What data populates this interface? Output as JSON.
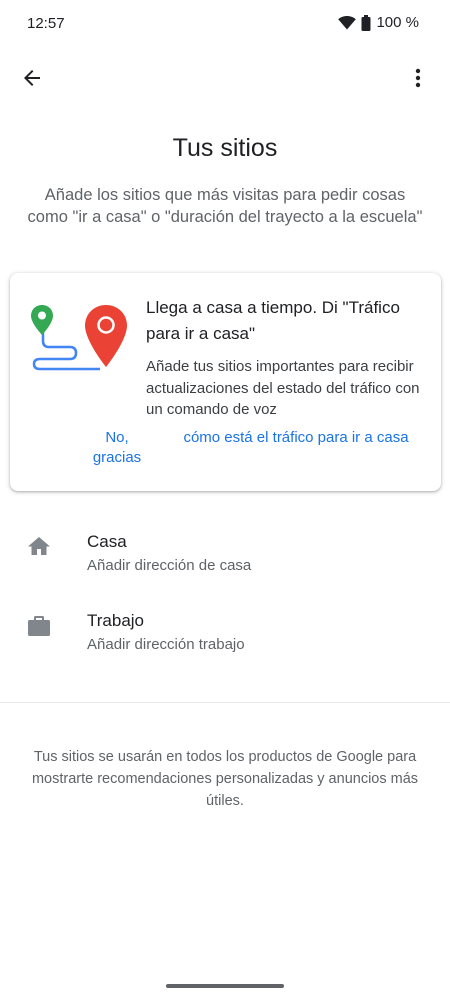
{
  "status_bar": {
    "time": "12:57",
    "battery": "100 %",
    "icons": [
      "wifi-icon",
      "battery-icon"
    ]
  },
  "app_bar": {
    "back_icon": "arrow-back-icon",
    "more_icon": "more-vert-icon"
  },
  "page": {
    "title": "Tus sitios",
    "subtitle": "Añade los sitios que más visitas para pedir cosas como \"ir a casa\" o \"duración del trayecto a la escuela\""
  },
  "card": {
    "illustration": "route-map-pins-icon",
    "title": "Llega a casa a tiempo. Di \"Tráfico para ir a casa\"",
    "body": "Añade tus sitios importantes para recibir actualizaciones del estado del tráfico con un comando de voz",
    "action_dismiss": "No, gracias",
    "action_accept": "cómo está el tráfico para ir a casa"
  },
  "places": [
    {
      "icon": "home-icon",
      "name": "Casa",
      "subtitle": "Añadir dirección de casa"
    },
    {
      "icon": "briefcase-icon",
      "name": "Trabajo",
      "subtitle": "Añadir dirección trabajo"
    }
  ],
  "footer": {
    "note": "Tus sitios se usarán en todos los productos de Google para mostrarte recomendaciones personalizadas y anuncios más útiles."
  },
  "colors": {
    "accent": "#1a73e8",
    "text_primary": "#202124",
    "text_secondary": "#5f6368",
    "icon_gray": "#80868b",
    "pin_red": "#ea4335",
    "pin_green": "#34a853",
    "route_blue": "#4285f4"
  }
}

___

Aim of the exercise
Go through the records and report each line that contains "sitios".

Reply to the exercise
    "title": "Tus sitios",
    "subtitle": "Añade los sitios que más visitas para pedir cosas como \"ir a casa\" o \"duración del trayecto a la escuela\""
    "body": "Añade tus sitios importantes para recibir actualizaciones del estado del tráfico con un comando de voz",
    "note": "Tus sitios se usarán en todos los productos de Google para mostrarte recomendaciones personalizadas y anuncios más útiles."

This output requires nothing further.